Refer to the NSO website for details regarding information about placement tests.

RAP aims to be inclusive and accessible to students of all gender identities. While there aren’t designated gender-inclusive residence halls for first-year students, several RAPs are located in residence halls with full gender-inclusive bathrooms:

  • Southwest Residential Area: Cance Hall and Moore Hall
  • Northeast Residential Area: Knowlton Hall
  • Orchard Hill Residential Area: Webster Hall
  • Central Residential Area: Van Meter Hall
  • CHCRC: Oak Hall and Sycamore Hall

Refer to the RAPs by Location document to see which RAPs are in the residence halls listed.

For more information about Gender Inclusive housing visit the Living at UMass website.
Please reach out to Living at UMass if you have specific questions about gender-inclusive housing/roommate options and process.

Absolutely! In order to access these accommodations, you must first register with Disability Services (413-545-0892). Disability Services and the Student Services Office will work with otherwise qualified students to accommodate your needs. Please note that requests for housing accommodations must be made within the housing/student services timelines.

 

Yes, almost all RAP courses fulfill a UMass requirement:

  • "Gen Ed RAPs" include a General Education course which fulfills a University level requirement (necessary for all students).
  • All seminars associated with RAP fulfill a college/school requirement.
  • Some Majors RAPs include a course that fulfills a requirement for that major.
  • Most Honors RAPs include a course that fulfills an Honors College requirement.

Refer to RAP program pages for details on each RAP.

NO. You can only join ONE RAP.  Participation in a RAP is a "package deal" which includes specific courses and a designated residence hall.  Carefully review all elements of the packages to determine which RAPs could be a good fit for you.

Many RAPs fill very quickly so we suggest that you rank a few choices so you are ready with options when RAP sign up opens.

** For Fall 2021 to insure for health and safety issues, RAP courses may be located in classrooms on the main campus.

During non-pandemic times the answer is MAYBE.  Courses affiliated with your RAP may be in the hall where you live, or they may be in another building within the same residential area.  A few RAP courses may meet on the main campus.

So, don't be alarmed if when you register for your RAP course if it is not in your Residence Hall. 

 

Some RAP courses may be added to your schedule shortly after you hold a spot in the RAP. If your RAP course was not added before your on-line Academic Advising appointment during orientation, you will enroll during that conversation while you are registering for all of your fall semester courses.

Note: if the meeting time of your RAP course conflicts with the time a course that meets a major requirement, you will need to drop the RAP. Your advisor will assist you if this occurs.

Transfer students are welcome to join the Transfer RAP. Check out the details on the Transfer RAP page.

Transfer students may NOT join the First-Year RAPs.

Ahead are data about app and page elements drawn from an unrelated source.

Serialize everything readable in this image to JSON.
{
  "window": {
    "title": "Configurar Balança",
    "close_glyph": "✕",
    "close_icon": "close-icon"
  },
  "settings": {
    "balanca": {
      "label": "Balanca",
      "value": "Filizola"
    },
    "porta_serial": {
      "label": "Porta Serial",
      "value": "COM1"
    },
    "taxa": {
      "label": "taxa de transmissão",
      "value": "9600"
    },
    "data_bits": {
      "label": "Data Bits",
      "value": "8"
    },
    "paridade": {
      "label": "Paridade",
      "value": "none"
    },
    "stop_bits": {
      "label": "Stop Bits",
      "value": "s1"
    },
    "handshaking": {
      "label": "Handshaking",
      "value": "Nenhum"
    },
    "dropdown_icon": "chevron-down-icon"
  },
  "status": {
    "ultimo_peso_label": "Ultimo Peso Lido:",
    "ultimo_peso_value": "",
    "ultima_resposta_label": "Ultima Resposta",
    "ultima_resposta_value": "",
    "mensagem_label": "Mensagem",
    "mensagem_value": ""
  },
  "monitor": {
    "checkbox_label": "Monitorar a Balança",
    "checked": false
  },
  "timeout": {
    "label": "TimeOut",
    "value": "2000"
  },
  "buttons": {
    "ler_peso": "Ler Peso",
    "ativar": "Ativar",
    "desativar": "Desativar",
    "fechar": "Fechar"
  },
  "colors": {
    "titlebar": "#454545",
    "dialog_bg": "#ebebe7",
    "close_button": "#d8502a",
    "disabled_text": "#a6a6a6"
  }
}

Students admitted into a Bachelor of Science (four-year) degree program are eligible to join a RAP. Interested students should explore the variety of Gen Ed RAPs offered. Be sure to read the course descriptions to find a RAP that is a good match for you. And be sure to be mindful of the steps required to hold a spot

Unfortunately, students admitted into the Associate of Science (two-year) degree program are not eligible to join a RAP. Students in these programs have such a tight course schedule that they do not have space to add a course that would be required when joining a RAP.

Students can join RAP "programs" in the fall semester only - this means the package of specific courses for students living together in a designated residence hall. 

In the Spring semester, we offer "RAP Courses" which are open to ANY first-year student, regardless of if you participated in a RAP for the fall semester. Although the courses may be taught in residential classrooms, there is no residential component to the spring courses - meaning as long as you are living on or near campus you can enroll in RAP face-to-face classes in the spring semester.